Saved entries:
Content starts
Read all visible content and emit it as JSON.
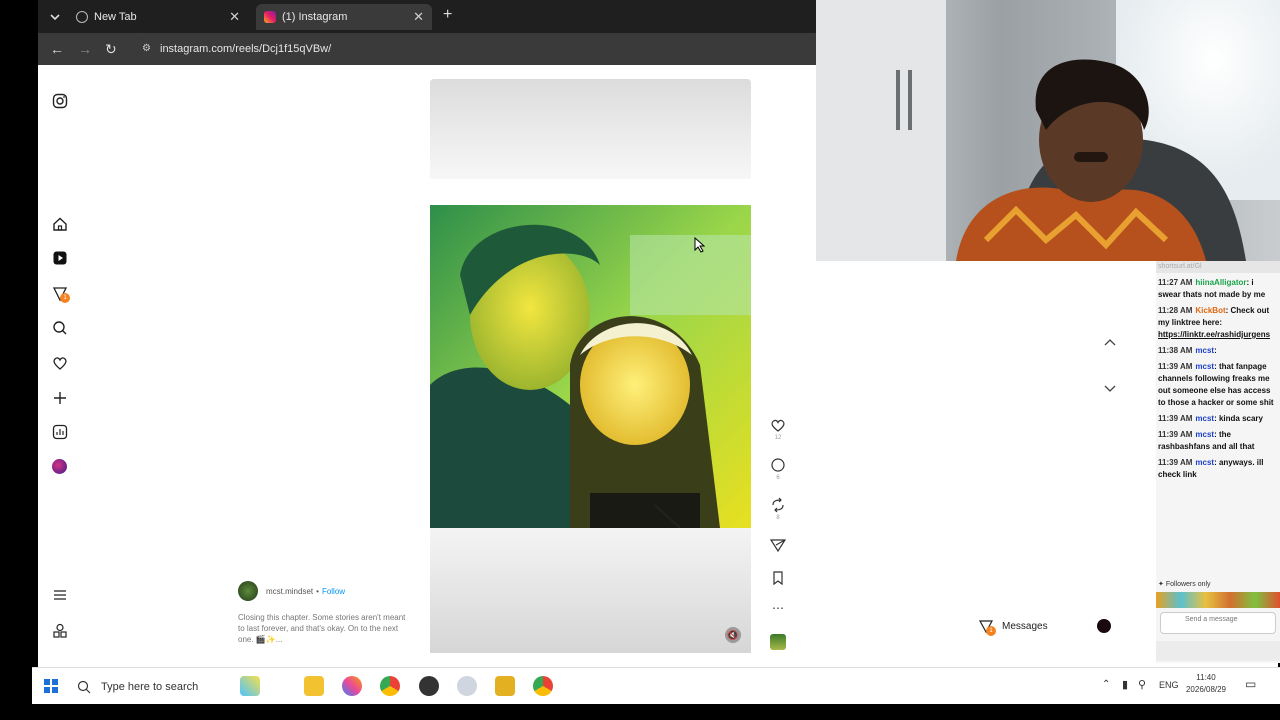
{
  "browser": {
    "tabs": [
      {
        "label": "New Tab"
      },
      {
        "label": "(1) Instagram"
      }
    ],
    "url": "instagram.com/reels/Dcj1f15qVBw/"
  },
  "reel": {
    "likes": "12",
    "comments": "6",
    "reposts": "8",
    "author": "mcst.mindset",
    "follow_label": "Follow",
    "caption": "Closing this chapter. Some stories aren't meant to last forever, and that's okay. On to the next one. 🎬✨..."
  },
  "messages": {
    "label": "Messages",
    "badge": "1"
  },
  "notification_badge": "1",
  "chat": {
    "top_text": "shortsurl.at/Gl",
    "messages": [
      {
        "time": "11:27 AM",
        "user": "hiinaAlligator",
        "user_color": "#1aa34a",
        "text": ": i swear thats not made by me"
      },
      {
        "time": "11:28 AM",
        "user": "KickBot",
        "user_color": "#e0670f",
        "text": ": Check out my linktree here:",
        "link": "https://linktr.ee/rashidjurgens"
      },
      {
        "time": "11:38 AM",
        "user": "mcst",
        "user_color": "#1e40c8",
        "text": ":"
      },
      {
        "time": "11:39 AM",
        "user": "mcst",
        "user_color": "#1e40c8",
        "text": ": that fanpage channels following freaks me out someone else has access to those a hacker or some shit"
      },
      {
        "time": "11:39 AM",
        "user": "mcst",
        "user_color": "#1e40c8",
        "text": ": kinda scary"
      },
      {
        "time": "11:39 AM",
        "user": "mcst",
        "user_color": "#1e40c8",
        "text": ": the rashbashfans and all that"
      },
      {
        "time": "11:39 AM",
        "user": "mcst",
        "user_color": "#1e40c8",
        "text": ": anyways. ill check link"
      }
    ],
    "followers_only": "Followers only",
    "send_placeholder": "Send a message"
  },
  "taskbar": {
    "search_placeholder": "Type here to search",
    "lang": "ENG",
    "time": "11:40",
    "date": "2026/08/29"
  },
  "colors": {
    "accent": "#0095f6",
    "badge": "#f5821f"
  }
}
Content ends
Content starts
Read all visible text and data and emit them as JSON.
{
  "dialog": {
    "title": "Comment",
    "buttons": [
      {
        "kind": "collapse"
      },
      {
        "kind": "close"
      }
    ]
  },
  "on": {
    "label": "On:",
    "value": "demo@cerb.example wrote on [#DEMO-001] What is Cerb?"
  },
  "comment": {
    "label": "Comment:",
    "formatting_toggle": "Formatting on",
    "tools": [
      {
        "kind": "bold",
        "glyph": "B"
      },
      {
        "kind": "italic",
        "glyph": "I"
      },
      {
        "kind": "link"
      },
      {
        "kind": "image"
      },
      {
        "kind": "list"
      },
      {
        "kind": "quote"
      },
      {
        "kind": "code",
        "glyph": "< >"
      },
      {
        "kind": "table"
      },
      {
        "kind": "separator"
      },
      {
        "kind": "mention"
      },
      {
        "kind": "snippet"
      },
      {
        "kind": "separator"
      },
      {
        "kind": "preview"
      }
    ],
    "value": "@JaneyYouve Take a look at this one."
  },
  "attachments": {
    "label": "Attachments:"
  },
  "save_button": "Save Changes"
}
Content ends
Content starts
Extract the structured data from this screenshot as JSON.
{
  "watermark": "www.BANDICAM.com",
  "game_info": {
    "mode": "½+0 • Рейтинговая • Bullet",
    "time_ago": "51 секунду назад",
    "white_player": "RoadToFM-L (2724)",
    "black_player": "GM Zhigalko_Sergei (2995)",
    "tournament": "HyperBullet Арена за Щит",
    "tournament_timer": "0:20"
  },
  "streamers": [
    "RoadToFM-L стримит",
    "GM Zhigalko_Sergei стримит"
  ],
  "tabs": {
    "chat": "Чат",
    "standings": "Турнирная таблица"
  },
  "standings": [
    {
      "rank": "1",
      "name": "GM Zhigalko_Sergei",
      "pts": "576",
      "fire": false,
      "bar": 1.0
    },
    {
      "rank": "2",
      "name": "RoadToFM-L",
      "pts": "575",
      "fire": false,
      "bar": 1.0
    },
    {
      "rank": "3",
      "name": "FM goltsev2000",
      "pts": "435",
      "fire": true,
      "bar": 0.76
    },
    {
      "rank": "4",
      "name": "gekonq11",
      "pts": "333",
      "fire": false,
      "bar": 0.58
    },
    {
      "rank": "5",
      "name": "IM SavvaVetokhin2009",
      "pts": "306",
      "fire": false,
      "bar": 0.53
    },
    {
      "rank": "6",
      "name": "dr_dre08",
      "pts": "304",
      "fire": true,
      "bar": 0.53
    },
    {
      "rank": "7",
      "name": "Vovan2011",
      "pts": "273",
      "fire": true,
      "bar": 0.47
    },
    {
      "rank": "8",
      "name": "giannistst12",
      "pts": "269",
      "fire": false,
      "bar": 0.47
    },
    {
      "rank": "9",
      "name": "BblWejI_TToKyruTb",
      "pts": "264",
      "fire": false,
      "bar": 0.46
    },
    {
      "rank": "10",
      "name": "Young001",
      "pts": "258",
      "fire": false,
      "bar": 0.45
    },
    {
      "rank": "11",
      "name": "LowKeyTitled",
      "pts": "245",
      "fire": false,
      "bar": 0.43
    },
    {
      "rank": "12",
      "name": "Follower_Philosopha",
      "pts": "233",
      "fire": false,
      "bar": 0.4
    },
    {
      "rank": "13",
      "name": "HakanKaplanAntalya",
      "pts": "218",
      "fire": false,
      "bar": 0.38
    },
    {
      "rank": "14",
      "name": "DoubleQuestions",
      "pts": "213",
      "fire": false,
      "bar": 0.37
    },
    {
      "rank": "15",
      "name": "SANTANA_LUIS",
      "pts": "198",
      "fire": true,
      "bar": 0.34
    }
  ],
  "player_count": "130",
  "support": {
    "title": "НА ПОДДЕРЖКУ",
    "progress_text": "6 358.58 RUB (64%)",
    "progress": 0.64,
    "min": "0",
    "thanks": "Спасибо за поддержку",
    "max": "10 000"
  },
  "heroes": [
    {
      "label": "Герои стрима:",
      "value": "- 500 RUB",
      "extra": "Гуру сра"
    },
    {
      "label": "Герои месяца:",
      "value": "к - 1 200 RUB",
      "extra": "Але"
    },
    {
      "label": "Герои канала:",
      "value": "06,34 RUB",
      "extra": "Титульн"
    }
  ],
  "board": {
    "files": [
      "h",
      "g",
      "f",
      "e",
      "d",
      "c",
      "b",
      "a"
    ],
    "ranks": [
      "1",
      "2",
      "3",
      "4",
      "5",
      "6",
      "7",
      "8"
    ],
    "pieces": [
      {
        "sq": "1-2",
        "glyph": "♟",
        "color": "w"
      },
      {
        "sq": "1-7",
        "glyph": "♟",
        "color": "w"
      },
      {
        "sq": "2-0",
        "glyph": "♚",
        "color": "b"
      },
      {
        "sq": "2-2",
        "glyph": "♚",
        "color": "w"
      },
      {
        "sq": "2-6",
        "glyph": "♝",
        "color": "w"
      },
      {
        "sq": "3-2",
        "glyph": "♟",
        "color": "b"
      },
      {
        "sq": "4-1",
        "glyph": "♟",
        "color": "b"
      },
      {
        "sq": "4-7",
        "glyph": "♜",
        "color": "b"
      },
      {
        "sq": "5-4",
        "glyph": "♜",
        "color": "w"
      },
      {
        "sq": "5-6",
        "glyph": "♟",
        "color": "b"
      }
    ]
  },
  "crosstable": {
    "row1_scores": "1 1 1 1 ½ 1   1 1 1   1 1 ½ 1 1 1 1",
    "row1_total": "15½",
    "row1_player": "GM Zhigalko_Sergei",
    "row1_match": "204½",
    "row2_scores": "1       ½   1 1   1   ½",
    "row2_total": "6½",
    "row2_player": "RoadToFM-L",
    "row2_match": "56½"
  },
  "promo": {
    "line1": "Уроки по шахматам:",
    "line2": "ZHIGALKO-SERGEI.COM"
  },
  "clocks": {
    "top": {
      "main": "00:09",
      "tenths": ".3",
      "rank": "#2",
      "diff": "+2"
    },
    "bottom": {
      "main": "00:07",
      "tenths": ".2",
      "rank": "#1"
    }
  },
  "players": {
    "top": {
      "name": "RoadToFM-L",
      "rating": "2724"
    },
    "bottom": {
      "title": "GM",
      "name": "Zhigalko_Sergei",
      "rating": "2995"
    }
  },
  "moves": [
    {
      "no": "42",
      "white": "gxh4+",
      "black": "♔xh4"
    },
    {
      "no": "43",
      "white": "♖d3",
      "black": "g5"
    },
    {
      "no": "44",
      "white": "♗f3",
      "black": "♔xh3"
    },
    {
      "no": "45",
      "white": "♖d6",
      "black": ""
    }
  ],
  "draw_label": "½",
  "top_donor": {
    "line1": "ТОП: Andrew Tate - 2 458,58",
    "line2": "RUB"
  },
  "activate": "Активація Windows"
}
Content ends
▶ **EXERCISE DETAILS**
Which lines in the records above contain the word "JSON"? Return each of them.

▶ **RESPONSE TO THIS TASK**
Read all visible content and emit it as JSON.
Read all visible text and data and emit them as JSON.
Extract the structured data from this screenshot as JSON.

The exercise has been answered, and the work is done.